Before examining net return prospects for last six months of this year, we will discuss breakeven prices. Historical and breakeven prices for the last ten years, as well as projected breakeven prices through 2020, are illustrated in Figure 4.
Breakeven prices in the first quarter of this year averaged approximately $119 per cwt. Breakeven prices in the second quarter are expected to range from $118 to $121 per cwt. For the third and fourth quarters, breakeven prices are expected to average approximately $107 and $102, respectively.
Combining these breakeven prices for the third and fourth quarters with LMIC fed cattle price projections results in expected losses ranging from $25 to $50 per head in the third quarter and expected positive net returns exceeding $100 per head in the fourth quarter.
We would be remiss if we did not caution the reader regarding the projections for the second half of 2020. The amount of uncertainty in the current market environment is extremely high.
This article discussed recent trends in feeding cost of gain, the feeder to fed price ratio, breakeven prices, and cattle finishing net returns. Average cattle finishing losses in 2019 were estimated to be approximately $80 per head.
Average losses in the first quarter of this year were approximately $10 per head. Current breakeven and fed cattle price projections suggest that large losses will occur in the second quarter.

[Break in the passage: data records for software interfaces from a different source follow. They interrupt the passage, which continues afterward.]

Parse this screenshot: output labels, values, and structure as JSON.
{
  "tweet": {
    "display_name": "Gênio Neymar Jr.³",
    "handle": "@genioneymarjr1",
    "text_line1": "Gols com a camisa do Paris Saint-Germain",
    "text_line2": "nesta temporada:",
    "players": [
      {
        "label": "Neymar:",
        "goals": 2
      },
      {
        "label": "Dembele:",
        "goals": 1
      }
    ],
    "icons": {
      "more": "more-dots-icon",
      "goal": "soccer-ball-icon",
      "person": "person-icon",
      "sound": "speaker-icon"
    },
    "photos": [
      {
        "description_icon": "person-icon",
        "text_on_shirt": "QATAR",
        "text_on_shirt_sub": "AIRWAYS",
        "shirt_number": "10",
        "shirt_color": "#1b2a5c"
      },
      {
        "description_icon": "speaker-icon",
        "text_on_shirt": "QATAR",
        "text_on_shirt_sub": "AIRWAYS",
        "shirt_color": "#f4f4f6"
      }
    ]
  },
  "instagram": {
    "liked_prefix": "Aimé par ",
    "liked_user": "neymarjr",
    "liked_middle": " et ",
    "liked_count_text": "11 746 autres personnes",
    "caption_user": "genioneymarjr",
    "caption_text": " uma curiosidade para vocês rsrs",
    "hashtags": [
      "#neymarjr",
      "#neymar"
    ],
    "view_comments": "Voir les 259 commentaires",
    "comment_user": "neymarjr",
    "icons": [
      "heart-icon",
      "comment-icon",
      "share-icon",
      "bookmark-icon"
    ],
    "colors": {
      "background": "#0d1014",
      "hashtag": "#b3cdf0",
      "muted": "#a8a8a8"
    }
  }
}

Though highly uncertain, prospects for the remainder of 2020 look much better.